--- EXTRACTED ENTRIES ---
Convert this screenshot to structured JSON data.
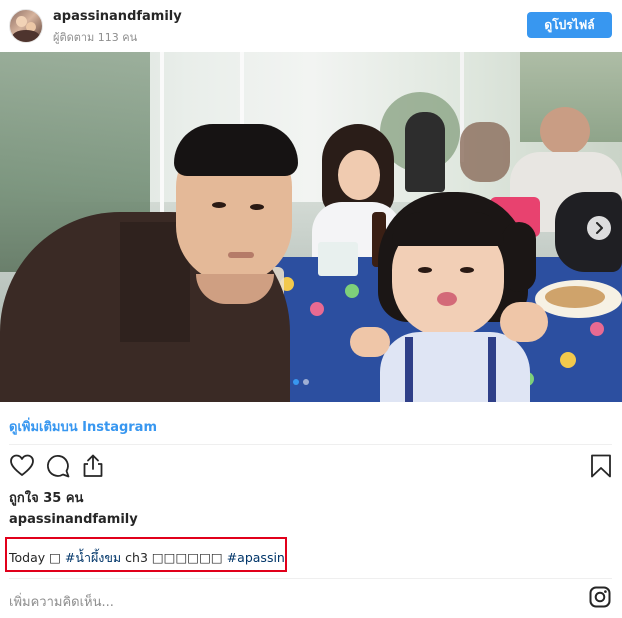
{
  "header": {
    "username": "apassinandfamily",
    "followers": "ผู้ติดตาม 113 คน",
    "profile_button": "ดูโปรไฟล์"
  },
  "post": {
    "see_more": "ดูเพิ่มเติมบน Instagram",
    "likes": "ถูกใจ 35 คน",
    "caption_user": "apassinandfamily",
    "caption": {
      "prefix": "Today □ ",
      "hashtag1": "#น้ำผึ้งขม",
      "middle": " ch3 □□□□□□ ",
      "hashtag2": "#apassin"
    },
    "comment_placeholder": "เพิ่มความคิดเห็น..."
  },
  "carousel": {
    "slides": 2,
    "active": 1
  },
  "icons": {
    "heart": "heart-icon",
    "comment": "comment-icon",
    "share": "share-icon",
    "bookmark": "bookmark-icon",
    "instagram": "instagram-icon",
    "next": "chevron-right-icon"
  },
  "colors": {
    "accent": "#3897f0",
    "highlight_border": "#e1001b",
    "hashtag": "#003569",
    "muted": "#8e8e8e"
  }
}
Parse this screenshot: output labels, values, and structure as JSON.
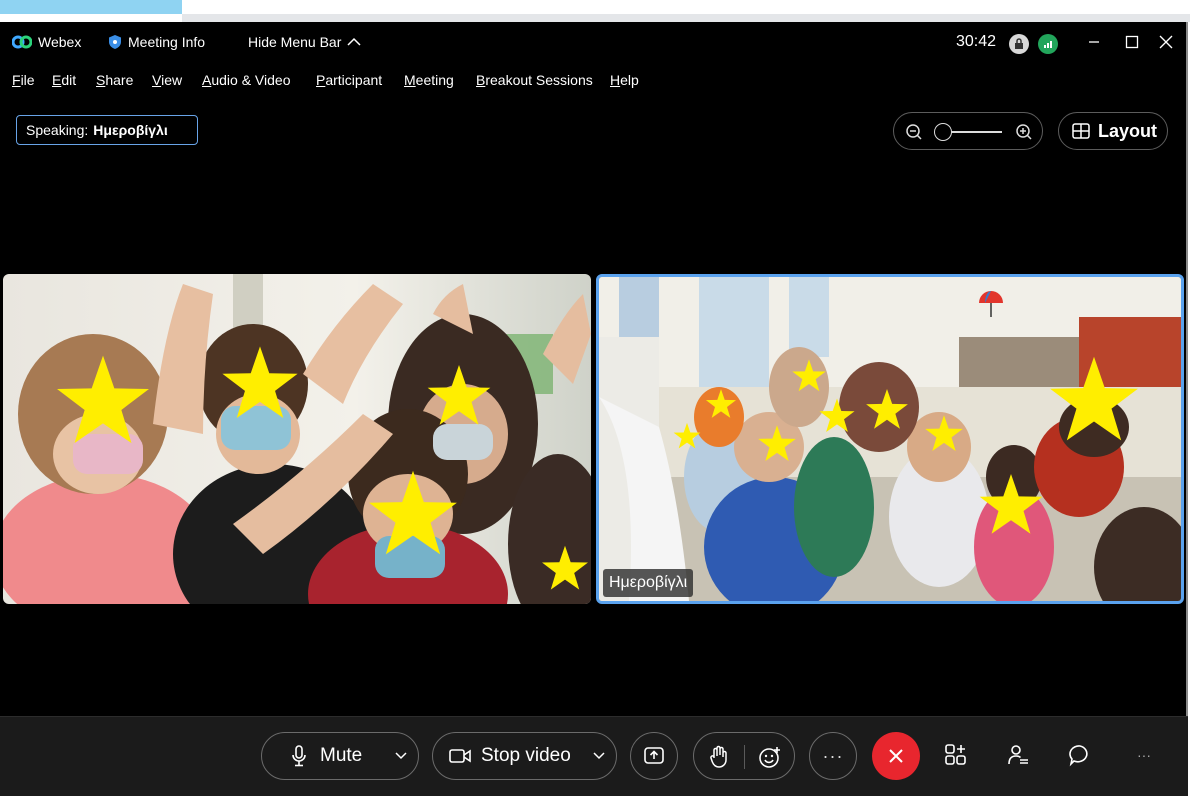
{
  "titlebar": {
    "app_name": "Webex",
    "meeting_info": "Meeting Info",
    "hide_menu_bar": "Hide Menu Bar",
    "timer": "30:42"
  },
  "menu": [
    "File",
    "Edit",
    "Share",
    "View",
    "Audio & Video",
    "Participant",
    "Meeting",
    "Breakout Sessions",
    "Help"
  ],
  "speaking": {
    "label": "Speaking:",
    "name": "Ημεροβίγλι"
  },
  "layout_label": "Layout",
  "video_tiles": [
    {
      "name": ""
    },
    {
      "name": "Ημεροβίγλι",
      "active_speaker": true
    }
  ],
  "toolbar": {
    "mute_label": "Mute",
    "stop_video_label": "Stop video",
    "more_label": "···",
    "overflow_label": "···"
  },
  "colors": {
    "accent_blue": "#5aa2ee",
    "leave_red": "#e8262e",
    "connection_green": "#22a55b",
    "star_yellow": "#ffee00",
    "background": "#000000"
  },
  "icons": [
    "webex-logo-icon",
    "shield-icon",
    "chevron-up-icon",
    "lock-icon",
    "signal-icon",
    "minimize-icon",
    "maximize-icon",
    "close-icon",
    "zoom-out-icon",
    "zoom-in-icon",
    "layout-icon",
    "microphone-icon",
    "chevron-down-icon",
    "camera-icon",
    "share-screen-icon",
    "raise-hand-icon",
    "reactions-icon",
    "leave-icon",
    "apps-icon",
    "participants-icon",
    "chat-icon"
  ]
}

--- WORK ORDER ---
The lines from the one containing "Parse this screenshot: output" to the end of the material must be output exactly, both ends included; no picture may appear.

--- WRITTEN SOLUTION ---
Parse this screenshot: output labels, values, and structure as JSON.
{
  "titlebar": {
    "app_name": "Webex",
    "meeting_info": "Meeting Info",
    "hide_menu_bar": "Hide Menu Bar",
    "timer": "30:42"
  },
  "menu": [
    "File",
    "Edit",
    "Share",
    "View",
    "Audio & Video",
    "Participant",
    "Meeting",
    "Breakout Sessions",
    "Help"
  ],
  "speaking": {
    "label": "Speaking:",
    "name": "Ημεροβίγλι"
  },
  "layout_label": "Layout",
  "video_tiles": [
    {
      "name": ""
    },
    {
      "name": "Ημεροβίγλι",
      "active_speaker": true
    }
  ],
  "toolbar": {
    "mute_label": "Mute",
    "stop_video_label": "Stop video",
    "more_label": "···",
    "overflow_label": "···"
  },
  "colors": {
    "accent_blue": "#5aa2ee",
    "leave_red": "#e8262e",
    "connection_green": "#22a55b",
    "star_yellow": "#ffee00",
    "background": "#000000"
  },
  "icons": [
    "webex-logo-icon",
    "shield-icon",
    "chevron-up-icon",
    "lock-icon",
    "signal-icon",
    "minimize-icon",
    "maximize-icon",
    "close-icon",
    "zoom-out-icon",
    "zoom-in-icon",
    "layout-icon",
    "microphone-icon",
    "chevron-down-icon",
    "camera-icon",
    "share-screen-icon",
    "raise-hand-icon",
    "reactions-icon",
    "leave-icon",
    "apps-icon",
    "participants-icon",
    "chat-icon"
  ]
}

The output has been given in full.